Interior Health said Tuesday a total of 46 cases are now associated with a COVID-19 community cluster in Revelstoke and the surrounding area.
In a media release, Interior Health said of the 46 total cases, 32 are currently active – and many of the new cases are associated with previously confirmed cases.
“As contact tracing continues, Interior Health’s priority is to ensure that anyone exposed is self-isolating and all close contacts are identified and receive follow-up from public health,” the Interior Health media release said.
BC is seeing a horrendous increase in new COVID-19 cases, not only throughout the province, but also in Interior Health as Monday the region reported 212 reports since Friday.
The spike in Interior Health comes the same day the province reported 2,354 new cases of COVID-19, including 10 epi-linked cases, for a total of 33,238 cases in BC.
The 2,354 new cases include 277 historical cases from the Fraser Health region, reconciling a data lag from earlier this month.
There have been 46 new COVID-19 related deaths, for a total of 441 deaths in British Columbia.
In a media release, BC Transit said it is updating the mandatory face covering policy to align with the mandatory mask order implemented by the Province of BC.
BC Transit said it is required that customers are wearing face covering when on board a BC Transit vehicle.
The order from the Province of BC also requires customers waiting at covered bus stops to be wearing a face covering. To ensure everyone’s safety and compliance with the new order, BC Transit is asking the public to wear a face covering for their entire transit journey.

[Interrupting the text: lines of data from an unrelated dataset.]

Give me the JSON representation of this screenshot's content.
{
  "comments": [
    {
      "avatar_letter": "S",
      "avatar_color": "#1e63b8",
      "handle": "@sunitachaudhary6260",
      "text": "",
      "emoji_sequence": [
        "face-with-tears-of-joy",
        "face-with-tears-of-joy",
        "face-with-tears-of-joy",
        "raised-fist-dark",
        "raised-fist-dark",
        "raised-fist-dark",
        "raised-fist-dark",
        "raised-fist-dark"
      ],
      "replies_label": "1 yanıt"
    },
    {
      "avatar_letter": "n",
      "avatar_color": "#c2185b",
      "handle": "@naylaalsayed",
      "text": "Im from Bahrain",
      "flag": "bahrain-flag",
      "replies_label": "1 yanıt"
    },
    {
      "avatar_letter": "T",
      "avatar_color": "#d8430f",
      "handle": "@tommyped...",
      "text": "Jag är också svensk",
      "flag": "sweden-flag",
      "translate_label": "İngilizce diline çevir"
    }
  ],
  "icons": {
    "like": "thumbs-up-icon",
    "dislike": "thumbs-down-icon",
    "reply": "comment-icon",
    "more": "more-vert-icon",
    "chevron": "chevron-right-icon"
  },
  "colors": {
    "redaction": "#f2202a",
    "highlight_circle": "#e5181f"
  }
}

Indigenous people in British Columbia are exposed to widespread racism that often results in negative experiences at the point of care, inequitable medical treatment, physical harm and even death, the independent review into Indigenous-specific discrimination in the province's health-care system has found.

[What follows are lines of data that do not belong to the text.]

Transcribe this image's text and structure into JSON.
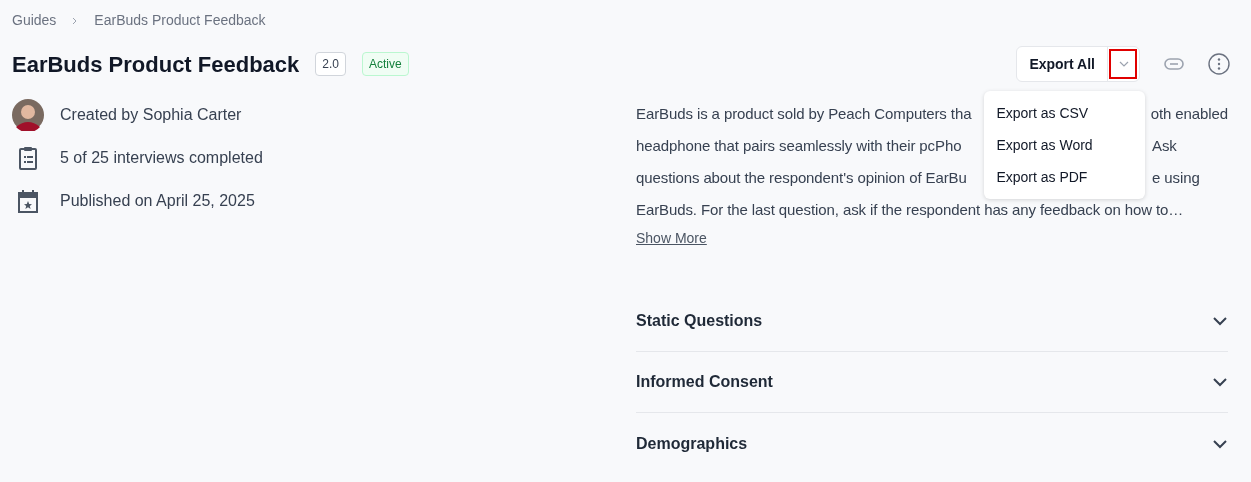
{
  "breadcrumb": [
    "Guides",
    "EarBuds Product Feedback"
  ],
  "header": {
    "title": "EarBuds Product Feedback",
    "version": "2.0",
    "status": "Active"
  },
  "actions": {
    "export_button": "Export All",
    "dropdown_toggle": {
      "expanded": true,
      "highlighted": true
    },
    "menu": [
      "Export as CSV",
      "Export as Word",
      "Export as PDF"
    ]
  },
  "meta": [
    {
      "kind": "avatar",
      "text": "Created by Sophia Carter"
    },
    {
      "kind": "clipboard",
      "text": "5 of 25 interviews completed"
    },
    {
      "kind": "calendar",
      "text": "Published on April 25, 2025"
    }
  ],
  "description": {
    "lines": [
      {
        "before": "EarBuds is a product sold by Peach Computers tha",
        "after": "oth enabled"
      },
      {
        "before": "headphone that pairs seamlessly with their pcPho",
        "after": "Ask"
      },
      {
        "before": "questions about the respondent's opinion of EarBu",
        "after": "e using"
      },
      {
        "before": "EarBuds. For the last question, ask if the respondent has any feedback on how to…"
      }
    ],
    "link": "Show More"
  },
  "sections": [
    {
      "title": "Static Questions",
      "expanded": false
    },
    {
      "title": "Informed Consent",
      "expanded": false
    },
    {
      "title": "Demographics",
      "expanded": false
    }
  ]
}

As ICBC (Insurance Corporation of BC) and police begin the Christmas Holiday CounterAttack campaign, again urging drivers to plan ahead and make smart decisions to get home safely, Alexa’s Team paid tribute to the dedicated RCMP and Municipal police officers with annual awards.

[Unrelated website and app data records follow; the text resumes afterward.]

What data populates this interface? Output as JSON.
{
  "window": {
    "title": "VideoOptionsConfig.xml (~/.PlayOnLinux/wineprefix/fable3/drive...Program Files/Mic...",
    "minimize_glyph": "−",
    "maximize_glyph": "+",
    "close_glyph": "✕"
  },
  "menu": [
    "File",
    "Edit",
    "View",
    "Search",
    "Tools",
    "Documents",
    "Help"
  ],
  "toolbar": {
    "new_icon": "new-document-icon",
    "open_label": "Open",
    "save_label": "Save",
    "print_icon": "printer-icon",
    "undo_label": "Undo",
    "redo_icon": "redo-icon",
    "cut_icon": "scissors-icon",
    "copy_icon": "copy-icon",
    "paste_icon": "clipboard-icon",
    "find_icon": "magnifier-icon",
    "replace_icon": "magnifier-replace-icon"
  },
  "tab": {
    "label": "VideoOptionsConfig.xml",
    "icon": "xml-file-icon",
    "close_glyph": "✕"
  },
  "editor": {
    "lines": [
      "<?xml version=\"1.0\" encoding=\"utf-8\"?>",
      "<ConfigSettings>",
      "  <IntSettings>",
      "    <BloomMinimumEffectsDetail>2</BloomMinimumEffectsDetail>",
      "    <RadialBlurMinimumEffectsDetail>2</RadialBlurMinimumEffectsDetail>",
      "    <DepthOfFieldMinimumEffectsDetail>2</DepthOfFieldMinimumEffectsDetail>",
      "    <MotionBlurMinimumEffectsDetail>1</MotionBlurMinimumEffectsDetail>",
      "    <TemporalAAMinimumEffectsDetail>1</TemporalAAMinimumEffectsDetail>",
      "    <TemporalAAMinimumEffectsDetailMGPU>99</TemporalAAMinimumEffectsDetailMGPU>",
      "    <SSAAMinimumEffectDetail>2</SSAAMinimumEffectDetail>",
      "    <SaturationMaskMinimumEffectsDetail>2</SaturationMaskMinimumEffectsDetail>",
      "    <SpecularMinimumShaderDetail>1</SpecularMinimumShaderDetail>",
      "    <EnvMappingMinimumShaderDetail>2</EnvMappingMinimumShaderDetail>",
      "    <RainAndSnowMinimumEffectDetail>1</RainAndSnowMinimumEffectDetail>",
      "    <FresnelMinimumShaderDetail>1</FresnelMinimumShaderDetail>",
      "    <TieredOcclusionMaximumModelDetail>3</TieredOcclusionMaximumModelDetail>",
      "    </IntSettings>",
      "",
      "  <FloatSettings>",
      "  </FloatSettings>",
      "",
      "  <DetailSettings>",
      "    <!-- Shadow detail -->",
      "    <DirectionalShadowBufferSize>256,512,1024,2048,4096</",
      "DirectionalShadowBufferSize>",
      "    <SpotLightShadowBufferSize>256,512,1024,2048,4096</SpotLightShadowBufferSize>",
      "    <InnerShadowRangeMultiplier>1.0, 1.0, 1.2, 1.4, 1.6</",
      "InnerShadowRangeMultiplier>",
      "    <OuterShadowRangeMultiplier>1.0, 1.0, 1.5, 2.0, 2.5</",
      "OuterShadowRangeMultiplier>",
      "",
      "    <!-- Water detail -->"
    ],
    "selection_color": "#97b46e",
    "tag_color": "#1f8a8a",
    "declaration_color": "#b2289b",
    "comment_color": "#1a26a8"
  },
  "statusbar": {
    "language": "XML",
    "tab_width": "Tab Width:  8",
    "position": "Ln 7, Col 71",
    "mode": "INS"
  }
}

Alexa’s Team is a program that recognizes police officers in BC for their outstanding efforts in reducing the number of drivers affected by alcohol or drugs on British Columbia’s roads and highways.
The journey through pandemic-riddled times requires strength of will, commitment to diligence and creative problem-solving at a level few have experienced.
At Selkirk College, the frontline workers in the Facilities Department have led the charge with tireless work that ensures an adapted and safe campus environment.
In a media release Thursday, FortisBC said the company has received interim approval from the British Columbia Utilities Commission (BCUC) for its interim 2021 electricity rates.
The interim approval will result in a 4.36 per cent general rate increase for its customers, effective January 1, 2021.
FortisBC said a residential customer with average use of approximately 12,000 kilowatt hours (kWh) per year of electricity would see their monthly bills increase by about $7.30 per month.
It’s been said that even bad press is better than no press at all.
However, Nelson would like to be known as the picturesque city nestled in the Selkirk Mountains on the edge of beautiful Kootenay Lake tourists love to visit instead of a place where patrons spit at staff at hotel coffee shops for not wanting to wear a mask during the COVID-19 pandemic.
Last Friday, media reports said an irate customer at Empire Coffee Shop in the Adventure Hotel on Vernon Street spat at staff after refusing to wear a mask.
The BC Coroners Service has published updated reports on illicit drug toxicity deaths and fentanyl-detected drug deaths to Oct. 31, 2020, with 162 illicit drug toxicity deaths reported in October.
The latest data equate to five people per day losing their lives to illicit drug overdoses.
“This is the fifth month this year with more than 160 suspected illicit drug deaths reported to the BC Coroners Service and more than double the number of people who died as a result of a toxic drug supply in October 2019,” said Lisa Lapointe, chief coroner.